This weekend I attended the Guild of Enamellers conference and AGM at Sparsholt College in Hampshire. Every year around 100 like-minded individuals with a passion for enamel meet up to listen to guest and member speakers talk about their work, watch a masterclass and attend a day workshop (from seven on offer). It’s always a great couple of days which is why people come back year after year.
The main reason I attend is to take part in the Saturday workshops. I always choose something that doesn’t involve enamelling if I can (which might sound a bit odd but I do enamel most days!) and this year chose and was lucky enough to get onto the Design course led by Sue Brown.
Here are just a few examples of her enamelled work:
Sue is a great teacher and uses enamel in a very unconventional way. She is a long established printmaker who discovered enamel whilst studying for an MA in Print at the University of the West of England (UWE) a few years ago. She is exhibited widely and has recently opened The Yard: ARTspace in Cheltenham where she does her printmaking and teaches classes. Her enamelling is done in her ‘shed’ just down the road at home.
Saturday’s course was about how to make a sketchbook less scary by adding textures to it and building up ideas through simple print techniques and paint effects. There was some looking and listening, but also a lot of fun and laughter.
We started by using both gum arabic and acrylic paint to transfer images from black and white photocopies, grey scale photocopies and glossy Sunday supplement images. We used a combination of our images (if we’d brought the right sort!) and Sue’s own.
I was really pleased by the effects that could be achieved relatively easily and had fun placing the pieces on the paper. However, we weren’t finished yet and after applying acrylic paint and printing with textured wallpaper as well as applying washes of blue black ink our work filled the entire page of paper.
Here are some examples made by the class:
As you can see everyone had a very different style even though the colour palette and techniques were fairly uniform.
Sometimes we were impatient to get onto the next stage and employed the sun to help with the drying process. Here is my print towards the end of it’s journey drying out on a sunny windowsill.
When we thought we were done Sue introduced bleach into the equation and, having used the right type of ink in the first place, it produced a lovely rust effect where it was applied.
Finally, it was time to make our prints into something – a four page (eight sided) booklet.
And we were all delighted with the results!
Mine is the one at the centre back.
I had a great time, learned many new techniques and will certainly be using some of them before the year is out.
As I said before, Sue was a great teacher and if you’re in or around The Yard:ARTspace in Cheltenham try to get onto one of her printmaking courses and I’m sure you’ll have as much fun as I did. Her blog is great too!
Of course, the conference is not just about the workshops and there were some great talks this year.

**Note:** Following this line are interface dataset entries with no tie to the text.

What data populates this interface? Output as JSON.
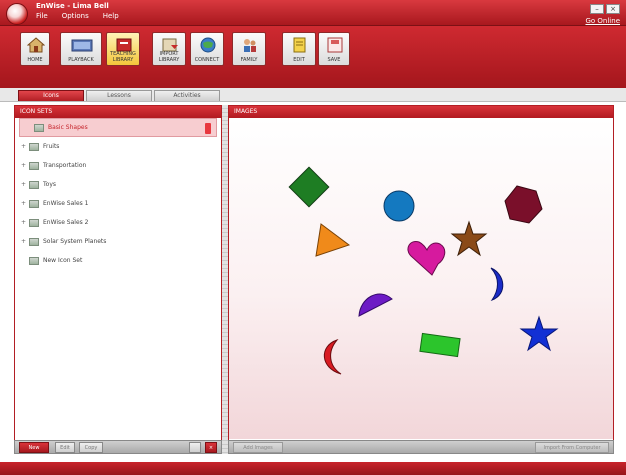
{
  "window": {
    "title": "EnWise - Lima Bell"
  },
  "menu": [
    "File",
    "Options",
    "Help"
  ],
  "top_right_link": "Go Online",
  "toolbar": [
    {
      "label": "Home",
      "icon": "house-icon"
    },
    {
      "label": "Playback",
      "icon": "playback-icon"
    },
    {
      "label": "Teaching Library",
      "icon": "library-icon",
      "active": true
    },
    {
      "label": "Import Library",
      "icon": "import-icon"
    },
    {
      "label": "Connect",
      "icon": "globe-icon"
    },
    {
      "label": "Family",
      "icon": "family-icon"
    },
    {
      "label": "Edit",
      "icon": "edit-icon"
    },
    {
      "label": "Save",
      "icon": "save-icon"
    }
  ],
  "tabs": [
    "Icons",
    "Lessons",
    "Activities"
  ],
  "left_panel": {
    "header": "ICON SETS",
    "items": [
      {
        "label": "Basic Shapes",
        "expandable": false,
        "selected": true
      },
      {
        "label": "Fruits",
        "expandable": true
      },
      {
        "label": "Transportation",
        "expandable": true
      },
      {
        "label": "Toys",
        "expandable": true
      },
      {
        "label": "EnWise Sales 1",
        "expandable": true
      },
      {
        "label": "EnWise Sales 2",
        "expandable": true
      },
      {
        "label": "Solar System Planets",
        "expandable": true
      },
      {
        "label": "New Icon Set",
        "expandable": false
      }
    ],
    "footer": {
      "new_label": "New",
      "btn2": "Edit",
      "btn3": "Copy"
    }
  },
  "right_panel": {
    "header": "IMAGES",
    "footer": {
      "left_btn": "Add Images",
      "right_btn": "Import From Computer"
    }
  },
  "shapes": [
    {
      "name": "green-diamond-shape",
      "color": "#1e7d23"
    },
    {
      "name": "blue-circle-shape",
      "color": "#1479c0"
    },
    {
      "name": "maroon-hexagon-shape",
      "color": "#7a0f2a"
    },
    {
      "name": "orange-triangle-shape",
      "color": "#f08a1a"
    },
    {
      "name": "brown-star-shape",
      "color": "#8a4a18"
    },
    {
      "name": "magenta-heart-shape",
      "color": "#d61a9e"
    },
    {
      "name": "blue-crescent-shape",
      "color": "#1a2bc8"
    },
    {
      "name": "purple-semicircle-shape",
      "color": "#6d1bc5"
    },
    {
      "name": "blue-star-shape",
      "color": "#1230d4"
    },
    {
      "name": "red-crescent-shape",
      "color": "#d81b22"
    },
    {
      "name": "green-rectangle-shape",
      "color": "#2cc52c"
    }
  ]
}
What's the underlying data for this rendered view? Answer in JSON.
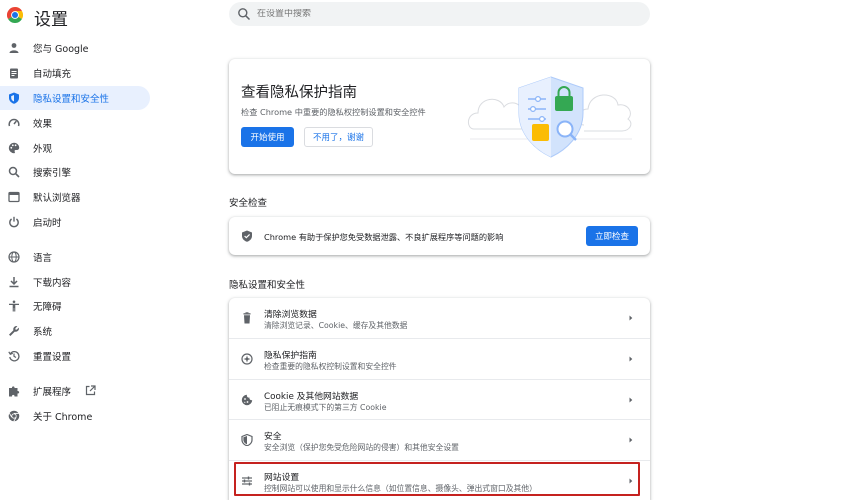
{
  "header": {
    "title": "设置",
    "search_placeholder": "在设置中搜索"
  },
  "sidebar": {
    "items": [
      {
        "label": "您与 Google",
        "icon": "person-icon"
      },
      {
        "label": "自动填充",
        "icon": "clipboard-icon"
      },
      {
        "label": "隐私设置和安全性",
        "icon": "shield-icon",
        "active": true
      },
      {
        "label": "效果",
        "icon": "speedometer-icon"
      },
      {
        "label": "外观",
        "icon": "palette-icon"
      },
      {
        "label": "搜索引擎",
        "icon": "search-icon"
      },
      {
        "label": "默认浏览器",
        "icon": "browser-icon"
      },
      {
        "label": "启动时",
        "icon": "power-icon"
      },
      {
        "label": "语言",
        "icon": "globe-icon"
      },
      {
        "label": "下载内容",
        "icon": "download-icon"
      },
      {
        "label": "无障碍",
        "icon": "accessibility-icon"
      },
      {
        "label": "系统",
        "icon": "wrench-icon"
      },
      {
        "label": "重置设置",
        "icon": "history-icon"
      },
      {
        "label": "扩展程序",
        "icon": "puzzle-icon"
      },
      {
        "label": "关于 Chrome",
        "icon": "chrome-icon"
      }
    ]
  },
  "hero": {
    "title": "查看隐私保护指南",
    "description": "检查 Chrome 中重要的隐私权控制设置和安全控件",
    "start_label": "开始使用",
    "dismiss_label": "不用了，谢谢"
  },
  "safety": {
    "section_title": "安全检查",
    "text": "Chrome 有助于保护您免受数据泄露、不良扩展程序等问题的影响",
    "button_label": "立即检查"
  },
  "privacy": {
    "section_title": "隐私设置和安全性",
    "rows": [
      {
        "title": "清除浏览数据",
        "subtitle": "清除浏览记录、Cookie、缓存及其他数据",
        "icon": "trash-icon"
      },
      {
        "title": "隐私保护指南",
        "subtitle": "检查重要的隐私权控制设置和安全控件",
        "icon": "compass-icon"
      },
      {
        "title": "Cookie 及其他网站数据",
        "subtitle": "已阻止无痕模式下的第三方 Cookie",
        "icon": "cookie-icon"
      },
      {
        "title": "安全",
        "subtitle": "安全浏览（保护您免受危险网站的侵害）和其他安全设置",
        "icon": "shield-icon"
      },
      {
        "title": "网站设置",
        "subtitle": "控制网站可以使用和显示什么信息（如位置信息、摄像头、弹出式窗口及其他）",
        "icon": "sliders-icon"
      }
    ]
  },
  "colors": {
    "accent": "#1a73e8",
    "active_bg": "#e8f0fe",
    "highlight": "#c5221f"
  }
}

The first of this year’s talks was by Elizabeth Jane Campbell, the Guild’s 2014 bursary winner and a graduate of Edinburgh College of Art’s BA(Hons) Jewellery and Silversmithing class of 2013. Her work combines ceramic, metal and enamel and she has pioneered a technique that involves the hand carving of ceramic before applying vitreous enamel. Her talk was lively, fun and very articulate describing the journey of her creative career.
Another talk was by gifted and renowned enameller, jeweller and silversmith Tamar de Vries Winter which was a very personal description of her work linking her own past and family in Jerusalem with a talk entitled Images of War and Peace talking about her peace badge project and her recent Memory Bowls.
Finally, we were treated to a master class by Gille Hoyte Byrom on painting enamel. It was a chance to get tips. It fired up a lot of people up have a g, though it also frightened some because of the skill she possessed which was particularly well illustrated by her group of Elizabethan inspired miniatures.
All in all, there was a lot of conversation, play and learning and it was certainly a weekend well spent.